Work task:
All lines below containing the string "الکترونیک" are to be copied.

(Data records for software interfaces)
○ ○ ○ ○

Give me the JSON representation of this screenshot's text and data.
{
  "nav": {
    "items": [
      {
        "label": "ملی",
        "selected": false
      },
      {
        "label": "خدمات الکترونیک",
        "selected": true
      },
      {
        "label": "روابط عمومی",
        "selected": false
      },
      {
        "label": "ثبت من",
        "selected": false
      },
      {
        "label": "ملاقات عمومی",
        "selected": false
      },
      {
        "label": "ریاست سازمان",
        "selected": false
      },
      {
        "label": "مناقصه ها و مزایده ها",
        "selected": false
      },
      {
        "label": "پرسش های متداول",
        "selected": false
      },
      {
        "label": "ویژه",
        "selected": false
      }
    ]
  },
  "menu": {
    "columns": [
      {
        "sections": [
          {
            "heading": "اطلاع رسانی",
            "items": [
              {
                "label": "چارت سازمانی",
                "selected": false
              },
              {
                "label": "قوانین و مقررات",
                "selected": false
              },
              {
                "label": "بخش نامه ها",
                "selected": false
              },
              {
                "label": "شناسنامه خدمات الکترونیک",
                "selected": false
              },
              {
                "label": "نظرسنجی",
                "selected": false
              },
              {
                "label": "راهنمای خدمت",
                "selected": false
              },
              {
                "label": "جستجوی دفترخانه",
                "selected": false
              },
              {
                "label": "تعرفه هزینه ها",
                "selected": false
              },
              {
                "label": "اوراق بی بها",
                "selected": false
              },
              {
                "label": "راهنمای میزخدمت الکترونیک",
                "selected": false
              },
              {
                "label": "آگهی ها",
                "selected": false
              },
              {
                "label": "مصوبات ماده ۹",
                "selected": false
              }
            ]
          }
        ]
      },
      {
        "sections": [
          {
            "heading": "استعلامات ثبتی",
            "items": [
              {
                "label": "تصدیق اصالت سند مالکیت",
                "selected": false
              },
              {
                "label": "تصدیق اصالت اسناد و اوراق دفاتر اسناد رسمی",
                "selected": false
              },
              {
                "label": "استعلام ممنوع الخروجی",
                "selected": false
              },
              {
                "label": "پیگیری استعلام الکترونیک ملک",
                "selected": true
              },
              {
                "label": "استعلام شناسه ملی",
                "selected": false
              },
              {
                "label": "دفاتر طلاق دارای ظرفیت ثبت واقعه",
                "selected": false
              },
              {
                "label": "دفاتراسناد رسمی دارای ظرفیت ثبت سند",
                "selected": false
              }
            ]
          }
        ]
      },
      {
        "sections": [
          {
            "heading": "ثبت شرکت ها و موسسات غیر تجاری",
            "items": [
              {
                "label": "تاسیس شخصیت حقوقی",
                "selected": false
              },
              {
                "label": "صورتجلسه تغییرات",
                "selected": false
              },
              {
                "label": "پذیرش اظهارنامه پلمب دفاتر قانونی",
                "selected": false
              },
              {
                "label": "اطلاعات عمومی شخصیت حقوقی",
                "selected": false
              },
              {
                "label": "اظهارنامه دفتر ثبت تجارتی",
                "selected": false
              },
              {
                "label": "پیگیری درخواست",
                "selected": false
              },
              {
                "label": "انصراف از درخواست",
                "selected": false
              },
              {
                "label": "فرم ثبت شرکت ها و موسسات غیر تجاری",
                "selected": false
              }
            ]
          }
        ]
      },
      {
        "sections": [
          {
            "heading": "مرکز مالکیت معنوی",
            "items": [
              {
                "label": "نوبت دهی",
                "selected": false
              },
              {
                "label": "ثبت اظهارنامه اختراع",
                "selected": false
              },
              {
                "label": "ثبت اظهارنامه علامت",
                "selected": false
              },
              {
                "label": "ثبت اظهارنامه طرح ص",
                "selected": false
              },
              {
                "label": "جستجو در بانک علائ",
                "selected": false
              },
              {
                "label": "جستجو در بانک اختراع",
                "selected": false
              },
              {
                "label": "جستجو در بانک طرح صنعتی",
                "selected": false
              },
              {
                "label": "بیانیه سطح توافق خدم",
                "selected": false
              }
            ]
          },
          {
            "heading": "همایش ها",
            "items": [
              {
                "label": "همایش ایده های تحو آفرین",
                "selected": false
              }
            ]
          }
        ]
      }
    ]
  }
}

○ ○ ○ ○

Output for this task:
        "label": "خدمات الکترونیک",
                "label": "شناسنامه خدمات الکترونیک",
                "label": "راهنمای میزخدمت الکترونیک",
                "label": "پیگیری استعلام الکترونیک ملک",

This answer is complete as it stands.